The financial troubles that brought down Lehman Brothers, Washington Mutual, AIG, Fanny Mae and Freddy Mac., etc., were the results, in practical terms, that greedy investors in a free-wheeling financial system made tons of money that was in fact not there, according to a local analyst. And now the fake prosperity over the past 10 years has caught up with the entire country and system, triggering a global economic meltdown.
As if suddenly, the U.S. automobile market has grounded into a halt in output and sales. Light vehicle sales in September were down by an average of 26 percent, affecting not only GM, Ford and Chrysler, but also Japanese automakers such as Toyota and Nissan. In a recent forecast, J.D. Power & Associates once again reduced the 2008 U.S. vehicle sales total to 13.6 million instead of the 14.2 million it predicted in July.
Demand for automobiles in the U.S. slowed down in early 2008 due to rising oil prices. The recent credit crunch has quickly extended to automobile financing, which has been a mainstay for automobile sales in the U.S., contributing as much as 75 percent in sales value. The U.S. Big Three automakers are trying desperately to find ways of how to tide over the current financial and economic downturn. GM and Chrysler are in talks of a possible merger and Ford is considering selling its controlling stake in Mazda Motor.
The unraveling global financial crisis and the downturn of the North American and European automobile markets are taking a toll on the BRIC countries: Brazil, Russia, India and China. Brazil’s sales of automobiles slowed by 14 percentage points in August compared to July. Russia’s sales were down by 16 percentage points in August over July and August passenger vehicles sales in India were down by 4.3 percent compared with the same month in 2007.
China’s housing and automobile markets, two engines that have driven the rapid rise of the GDP, have slowed down considerably this year. Automobile sales in the first nine months were 7.23 million units. Although this represents a 12 percent increase over the same period of last year, the growth rate is down by almost 13 percentage points.
Over the past year or so, China’s economy has been plagued by rising material and energy prices, the appreciation of the RMB, a shrinking stock market and an inflated property market. The current global economic slowdown is further exacerbating China’s export decline, leading to large number of bankruptcies among export-oriented medium and small companies especially in the Yangtze River Delta and Pearl River Delta areas.
As demand of global automobile sales declines, China’s export of automotive parts, especially those to the U.S. and the European Union, has been and will continue to be affected. Efforts of independent Chinese automakers in trying to export CBUs to the U.S. and Europe are likely to be delayed.

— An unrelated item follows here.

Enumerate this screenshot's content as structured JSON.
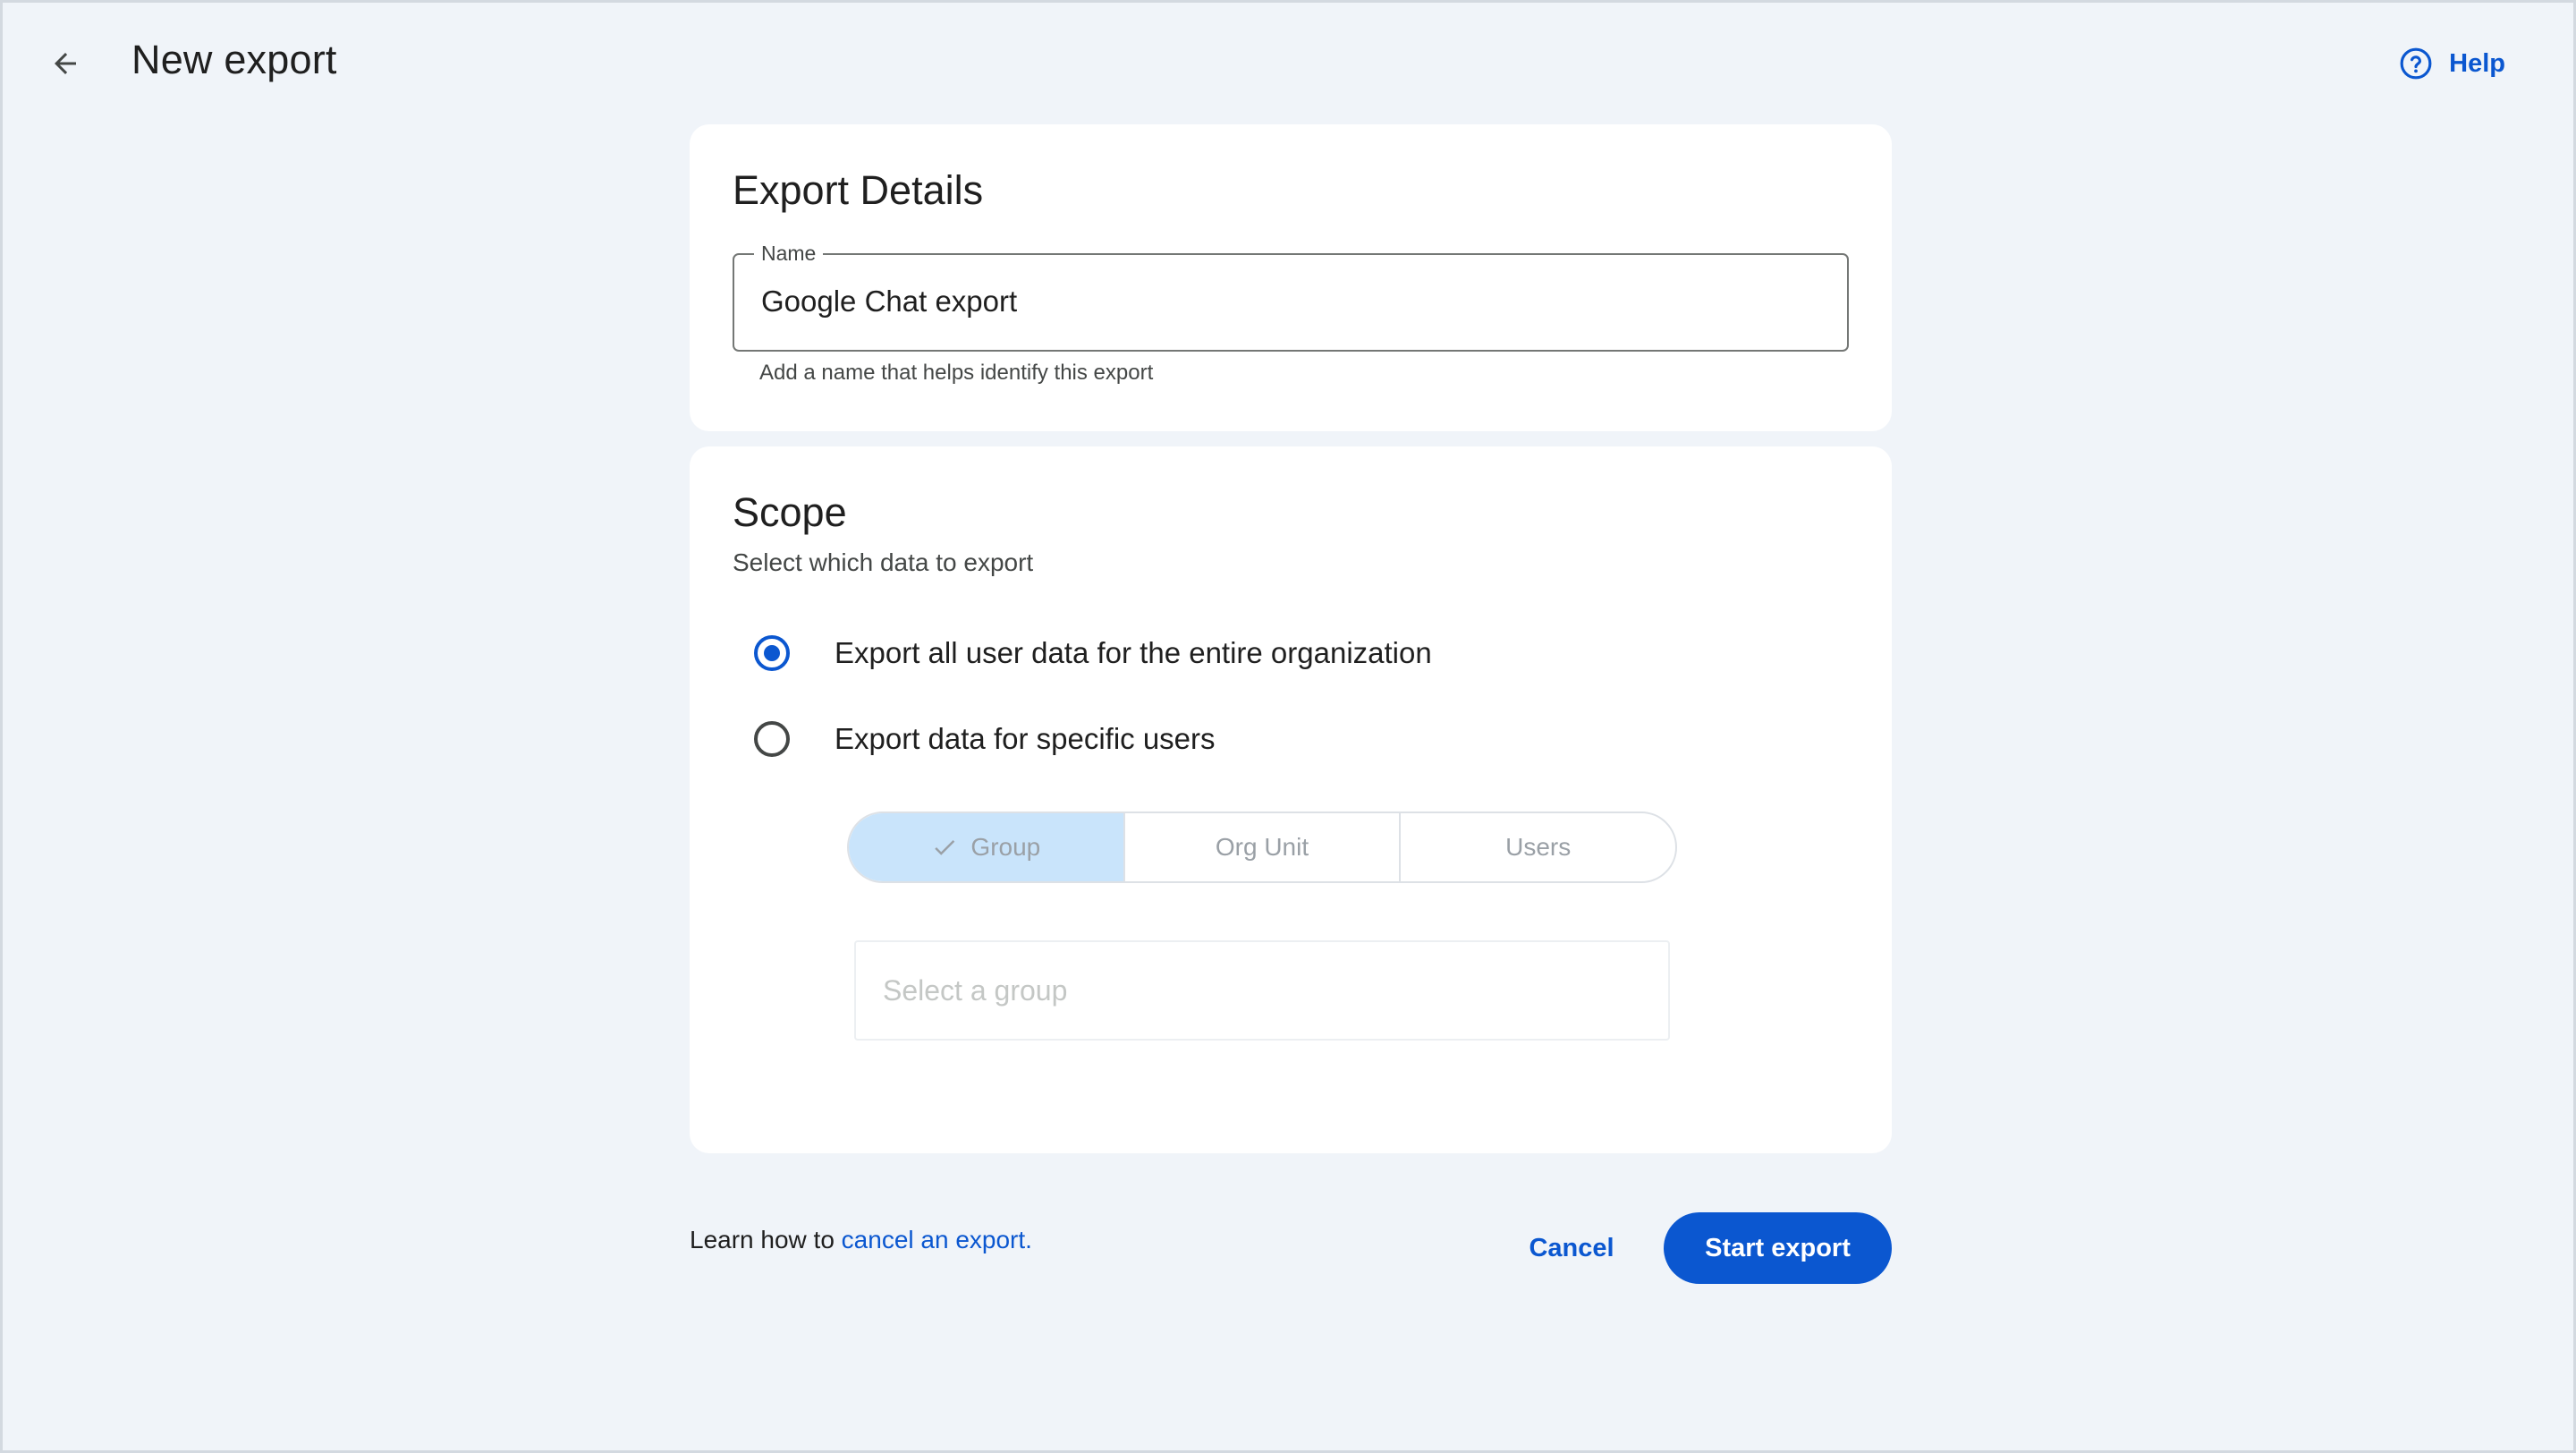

China is not a safe haven in the midst of the current global financial and economic crises. But the country has been better protected from the world financial meltdown due to its relatively independent financial and banking system. Economic growth will slow down as is indicated by the falling GDP growth in the third quarter, to only 9 percent. But to ensure a stable economy and spur domestic demand, the current government is making every effort to ensure an annual growth rate of the GDP to around 8 percent in the next 5-10 years.
If such will be the case, China’s automobile market is expected to grow at least no slower than the rate of GDP growth as is shown by historical data over the past 10 years. It is worth noting that the recent Party meeting decided to further privatize rural land ownership as part of the efforts in trying to double the average net income of rural residents by 2020. This would mean the creation of domestic consumption by adding about 1 percentage point to the GDP each year in the next 10-11 years.
Despite a relative slowed growth of China’s automobile market in the next year or so, the country will remain a growth market in years to come.